At the AIA 2004 National Convention in Chicago, delegates called for a study of AIA demographics. Thereby, the mission of the AIA Diversity Committee, which I chair this year, received a much-needed boost.
- Expand the diversity of the design professions to mirror the society that we serve
- Promote awareness of the contributions of architects from under-represented racial, ethnic, gender, sexual orientation, age or disability groups
- Encourage alternatives to traditional practice models
- Provide opportunities for an ever-greater variety of individuals to become architects, take advantage of leadership opportunities, and influence our practices and our professional lives.
So diversity means more than race and gender, it reaches to all manners of discrimination against our fellow professionals, including the long-held notion that if you don't act or look like one of us, you're not really an architect.

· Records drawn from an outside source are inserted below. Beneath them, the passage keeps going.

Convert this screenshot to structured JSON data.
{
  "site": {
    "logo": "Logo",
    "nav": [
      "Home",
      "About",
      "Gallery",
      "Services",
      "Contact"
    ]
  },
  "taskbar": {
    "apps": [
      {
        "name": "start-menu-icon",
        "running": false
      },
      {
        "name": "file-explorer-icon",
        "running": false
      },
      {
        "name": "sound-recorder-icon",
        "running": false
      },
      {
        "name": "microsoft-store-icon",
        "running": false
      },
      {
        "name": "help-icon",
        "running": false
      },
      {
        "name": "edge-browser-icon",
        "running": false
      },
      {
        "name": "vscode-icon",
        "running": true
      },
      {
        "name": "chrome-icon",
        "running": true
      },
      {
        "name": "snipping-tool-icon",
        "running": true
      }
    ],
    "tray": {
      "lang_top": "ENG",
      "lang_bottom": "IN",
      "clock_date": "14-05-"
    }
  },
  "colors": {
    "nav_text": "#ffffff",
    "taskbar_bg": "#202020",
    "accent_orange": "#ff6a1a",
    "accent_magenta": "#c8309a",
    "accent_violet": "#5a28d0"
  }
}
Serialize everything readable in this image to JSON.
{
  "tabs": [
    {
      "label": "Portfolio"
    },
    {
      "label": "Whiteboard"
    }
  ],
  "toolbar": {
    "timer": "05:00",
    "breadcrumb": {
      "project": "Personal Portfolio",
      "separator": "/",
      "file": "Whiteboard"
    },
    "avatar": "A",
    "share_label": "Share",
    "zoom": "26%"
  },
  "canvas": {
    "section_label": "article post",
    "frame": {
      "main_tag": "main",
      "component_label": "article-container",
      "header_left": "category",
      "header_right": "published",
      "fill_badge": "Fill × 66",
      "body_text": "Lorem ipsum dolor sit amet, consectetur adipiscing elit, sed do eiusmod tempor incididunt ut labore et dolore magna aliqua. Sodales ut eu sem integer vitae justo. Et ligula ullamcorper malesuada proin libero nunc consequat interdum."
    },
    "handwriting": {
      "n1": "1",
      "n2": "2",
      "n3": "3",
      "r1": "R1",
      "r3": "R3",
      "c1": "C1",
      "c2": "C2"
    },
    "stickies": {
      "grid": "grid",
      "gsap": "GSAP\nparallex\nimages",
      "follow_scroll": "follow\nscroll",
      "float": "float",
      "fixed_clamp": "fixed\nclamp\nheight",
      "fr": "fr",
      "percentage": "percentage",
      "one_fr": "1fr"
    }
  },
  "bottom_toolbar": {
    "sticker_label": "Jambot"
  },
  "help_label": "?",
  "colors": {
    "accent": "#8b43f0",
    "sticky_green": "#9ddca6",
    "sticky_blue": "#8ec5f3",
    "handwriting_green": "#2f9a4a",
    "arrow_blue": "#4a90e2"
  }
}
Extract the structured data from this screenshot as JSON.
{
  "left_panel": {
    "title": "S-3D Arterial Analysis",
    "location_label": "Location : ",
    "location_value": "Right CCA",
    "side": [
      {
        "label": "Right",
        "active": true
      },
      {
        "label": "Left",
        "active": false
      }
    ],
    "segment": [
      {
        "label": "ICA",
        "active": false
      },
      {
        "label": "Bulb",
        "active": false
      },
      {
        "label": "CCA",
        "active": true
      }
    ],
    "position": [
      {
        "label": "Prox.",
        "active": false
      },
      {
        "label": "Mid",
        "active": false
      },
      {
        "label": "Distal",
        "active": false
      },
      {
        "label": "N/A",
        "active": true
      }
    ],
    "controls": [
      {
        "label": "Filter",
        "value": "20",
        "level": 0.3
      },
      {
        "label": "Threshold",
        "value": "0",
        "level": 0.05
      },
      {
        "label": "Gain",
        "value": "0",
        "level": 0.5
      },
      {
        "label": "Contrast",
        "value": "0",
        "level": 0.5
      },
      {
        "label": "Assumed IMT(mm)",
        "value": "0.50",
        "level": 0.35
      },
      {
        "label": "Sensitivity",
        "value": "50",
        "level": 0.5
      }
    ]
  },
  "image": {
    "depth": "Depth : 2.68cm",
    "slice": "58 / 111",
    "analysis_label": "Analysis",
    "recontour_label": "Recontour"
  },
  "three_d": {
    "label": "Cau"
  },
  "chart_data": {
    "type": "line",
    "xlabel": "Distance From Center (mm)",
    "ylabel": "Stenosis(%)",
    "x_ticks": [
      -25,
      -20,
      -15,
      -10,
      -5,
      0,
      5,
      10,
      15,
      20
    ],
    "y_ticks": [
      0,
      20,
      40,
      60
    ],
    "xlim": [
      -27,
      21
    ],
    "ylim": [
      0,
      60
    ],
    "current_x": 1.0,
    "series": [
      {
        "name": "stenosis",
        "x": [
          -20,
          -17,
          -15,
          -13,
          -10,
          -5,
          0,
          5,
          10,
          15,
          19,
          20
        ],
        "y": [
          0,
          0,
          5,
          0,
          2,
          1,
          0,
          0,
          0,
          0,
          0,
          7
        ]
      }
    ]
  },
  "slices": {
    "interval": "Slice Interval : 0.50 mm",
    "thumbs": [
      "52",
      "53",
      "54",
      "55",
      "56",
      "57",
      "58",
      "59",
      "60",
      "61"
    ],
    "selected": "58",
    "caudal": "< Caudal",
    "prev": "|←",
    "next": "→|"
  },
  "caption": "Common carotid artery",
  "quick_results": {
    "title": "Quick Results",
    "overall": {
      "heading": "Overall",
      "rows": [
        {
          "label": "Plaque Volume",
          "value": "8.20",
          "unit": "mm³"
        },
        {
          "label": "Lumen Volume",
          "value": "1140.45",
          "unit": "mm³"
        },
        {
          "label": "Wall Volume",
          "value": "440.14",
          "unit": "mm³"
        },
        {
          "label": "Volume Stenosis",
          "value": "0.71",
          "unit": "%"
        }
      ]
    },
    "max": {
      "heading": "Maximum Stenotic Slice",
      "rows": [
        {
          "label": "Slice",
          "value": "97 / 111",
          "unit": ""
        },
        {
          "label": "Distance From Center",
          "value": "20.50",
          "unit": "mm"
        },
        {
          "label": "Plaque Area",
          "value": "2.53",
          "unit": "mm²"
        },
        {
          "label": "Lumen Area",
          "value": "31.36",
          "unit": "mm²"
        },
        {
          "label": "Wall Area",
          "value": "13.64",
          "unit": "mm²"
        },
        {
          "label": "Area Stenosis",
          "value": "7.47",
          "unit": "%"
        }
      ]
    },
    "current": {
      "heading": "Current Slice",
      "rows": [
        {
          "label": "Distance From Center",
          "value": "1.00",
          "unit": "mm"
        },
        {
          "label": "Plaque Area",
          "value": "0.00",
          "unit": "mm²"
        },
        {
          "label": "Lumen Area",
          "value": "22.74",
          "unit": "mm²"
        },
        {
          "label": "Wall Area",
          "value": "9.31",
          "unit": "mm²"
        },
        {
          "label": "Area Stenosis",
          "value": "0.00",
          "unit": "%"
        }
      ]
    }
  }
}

But do we really care as a profession (or as a nation)?
I wonder even as I read about the King Memorial groundbreaking, because I've seen some of the readership numbers on an AIArchitect series on diversity by Stephen Kliment, FAIA, which are very low despite the articles being very interesting; so much so that the Diversity Committee has opted to include them as Featured Articles on our AIA.org page.
Tell us what you think.